Founded in 1997, Women in Public Finance is a national professional networking organization aimed at advancing women’s leadership opportunities in the public finance sector.
However, Lach realized that many public finance professionals in Wisconsin did not have access to the resources she received from WPF.
“(We) thought it was time to bring the national organization here locally so that women have a closer access point,” said Tatiana Graver, manager of finance at the Wisconsin Health & Educational Facilities Authority.
Lach and Graver worked together to start a Wisconsin chapter, the 20th for the organization nationwide. The state group officially launched Aug. 6. Graver now serves as the president of the chapter and Lach is secretary and vice president for education.
To get the chapter off the ground, the duo worked the phones, went on road trips and mined their contacts to find sponsors and members. Graver said they had to go and talk to people in person to share their excitement for the Wisconsin chapter.
Those efforts paid off. Sponsors at the launch event included Baird, Clifton Larson Allen, Foley & Lardner LLP, Kaufman Hall, PNC, Quarles & Brady and Stifel.
“We had just pretty much every investment bank you can think of in Wisconsin to support WPF, which is exciting beyond words,” Lach said.
The kickoff event also included a panel discussion featuring Sherry Gerondale, chief financial officer of the Wisconsin Housing and Economic Development Authority (WHEDA); Cathy Jacobson, president and chief executive officer of Froedtert Health; Laura Lenhart, vice president of finance and administration of the Marcus Center for the Performing Arts; and Milwaukee Alderwoman Nikiya Dodd.

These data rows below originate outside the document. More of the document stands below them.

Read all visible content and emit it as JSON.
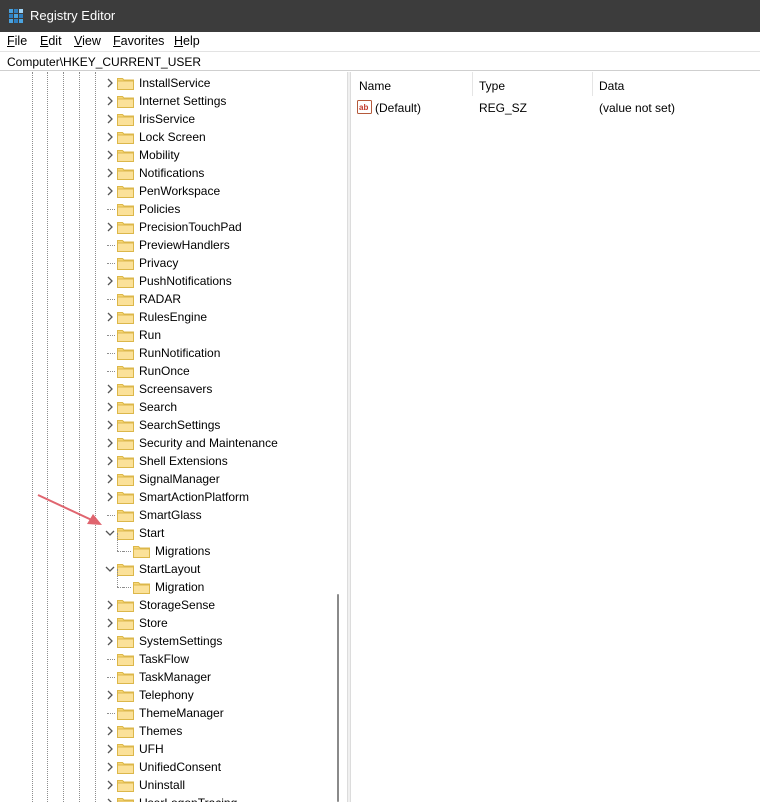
{
  "window": {
    "title": "Registry Editor"
  },
  "menu": [
    {
      "label": "File",
      "u": "F",
      "rest": "ile"
    },
    {
      "label": "Edit",
      "u": "E",
      "rest": "dit"
    },
    {
      "label": "View",
      "u": "V",
      "rest": "iew"
    },
    {
      "label": "Favorites",
      "u": "F",
      "rest": "avorites"
    },
    {
      "label": "Help",
      "u": "H",
      "rest": "elp"
    }
  ],
  "address": "Computer\\HKEY_CURRENT_USER",
  "tree": [
    {
      "label": "InstallService",
      "expander": "collapsed",
      "level": 0
    },
    {
      "label": "Internet Settings",
      "expander": "collapsed",
      "level": 0
    },
    {
      "label": "IrisService",
      "expander": "collapsed",
      "level": 0
    },
    {
      "label": "Lock Screen",
      "expander": "collapsed",
      "level": 0
    },
    {
      "label": "Mobility",
      "expander": "collapsed",
      "level": 0
    },
    {
      "label": "Notifications",
      "expander": "collapsed",
      "level": 0
    },
    {
      "label": "PenWorkspace",
      "expander": "collapsed",
      "level": 0
    },
    {
      "label": "Policies",
      "expander": "none",
      "level": 0
    },
    {
      "label": "PrecisionTouchPad",
      "expander": "collapsed",
      "level": 0
    },
    {
      "label": "PreviewHandlers",
      "expander": "none",
      "level": 0
    },
    {
      "label": "Privacy",
      "expander": "none",
      "level": 0
    },
    {
      "label": "PushNotifications",
      "expander": "collapsed",
      "level": 0
    },
    {
      "label": "RADAR",
      "expander": "none",
      "level": 0
    },
    {
      "label": "RulesEngine",
      "expander": "collapsed",
      "level": 0
    },
    {
      "label": "Run",
      "expander": "none",
      "level": 0
    },
    {
      "label": "RunNotification",
      "expander": "none",
      "level": 0
    },
    {
      "label": "RunOnce",
      "expander": "none",
      "level": 0
    },
    {
      "label": "Screensavers",
      "expander": "collapsed",
      "level": 0
    },
    {
      "label": "Search",
      "expander": "collapsed",
      "level": 0
    },
    {
      "label": "SearchSettings",
      "expander": "collapsed",
      "level": 0
    },
    {
      "label": "Security and Maintenance",
      "expander": "collapsed",
      "level": 0
    },
    {
      "label": "Shell Extensions",
      "expander": "collapsed",
      "level": 0
    },
    {
      "label": "SignalManager",
      "expander": "collapsed",
      "level": 0
    },
    {
      "label": "SmartActionPlatform",
      "expander": "collapsed",
      "level": 0
    },
    {
      "label": "SmartGlass",
      "expander": "none",
      "level": 0
    },
    {
      "label": "Start",
      "expander": "expanded",
      "level": 0
    },
    {
      "label": "Migrations",
      "expander": "none",
      "level": 1
    },
    {
      "label": "StartLayout",
      "expander": "expanded",
      "level": 0
    },
    {
      "label": "Migration",
      "expander": "none",
      "level": 1
    },
    {
      "label": "StorageSense",
      "expander": "collapsed",
      "level": 0
    },
    {
      "label": "Store",
      "expander": "collapsed",
      "level": 0
    },
    {
      "label": "SystemSettings",
      "expander": "collapsed",
      "level": 0
    },
    {
      "label": "TaskFlow",
      "expander": "none",
      "level": 0
    },
    {
      "label": "TaskManager",
      "expander": "none",
      "level": 0
    },
    {
      "label": "Telephony",
      "expander": "collapsed",
      "level": 0
    },
    {
      "label": "ThemeManager",
      "expander": "none",
      "level": 0
    },
    {
      "label": "Themes",
      "expander": "collapsed",
      "level": 0
    },
    {
      "label": "UFH",
      "expander": "collapsed",
      "level": 0
    },
    {
      "label": "UnifiedConsent",
      "expander": "collapsed",
      "level": 0
    },
    {
      "label": "Uninstall",
      "expander": "collapsed",
      "level": 0
    },
    {
      "label": "UserLogonTracing",
      "expander": "collapsed",
      "level": 0
    }
  ],
  "columns": {
    "name": "Name",
    "type": "Type",
    "data": "Data"
  },
  "values": [
    {
      "name": "(Default)",
      "type": "REG_SZ",
      "data": "(value not set)",
      "icon": "string-value-icon"
    }
  ],
  "colors": {
    "titlebar": "#3c3c3c",
    "folder": "#f8d775",
    "folder_edge": "#dcb74a",
    "arrow": "#e0656f"
  }
}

“Our overall goal is advancing and supporting the careers of women in public finance and we’re going to have relationship-building activities and educational activities and forums,” Lach said.
The national Women in Public Finance organization originally focused on the Midwest, but it grew over time and began spawning regional chapters and affiliates. The idea was professionals in a particular state could have more regular contact with each other and hold events that complement the national organization’s activities.
The Wisconsin chapter plans to hold similar events and programing to what the national organization does, including professional relationship-building, educational outreach, mentoring and offering scholarships. A point of emphasis for the chapter is bringing opportunities to professionals who might not have a chance to attend otherwise.
“There may be public finance professionals in northern Wisconsin who would never think or have the opportunity to attend a national conference put on by the Women in Public Finance,” Lach said. “But if we were able to put something on locally, we would be providing a much closer to home access point.”
She added the chapter is also focused on being “all-inclusive” and “all-encompassing” by not requiring membership fees to join and welcoming both men and women. The goal is to reach every municipality and county in the state.
“There’s a growing spotlight on diversity and inclusion and we thought of that as an opportunity to point that spotlight at the state of Wisconsin,” Lach said.
With the Wisconsin chapter’s official launch complete, Lach and Graver are looking ahead. They would like to hold a similar event to the launch in Madison while also developing webinars on ever-evolving areas such as tax and security law, Lach said.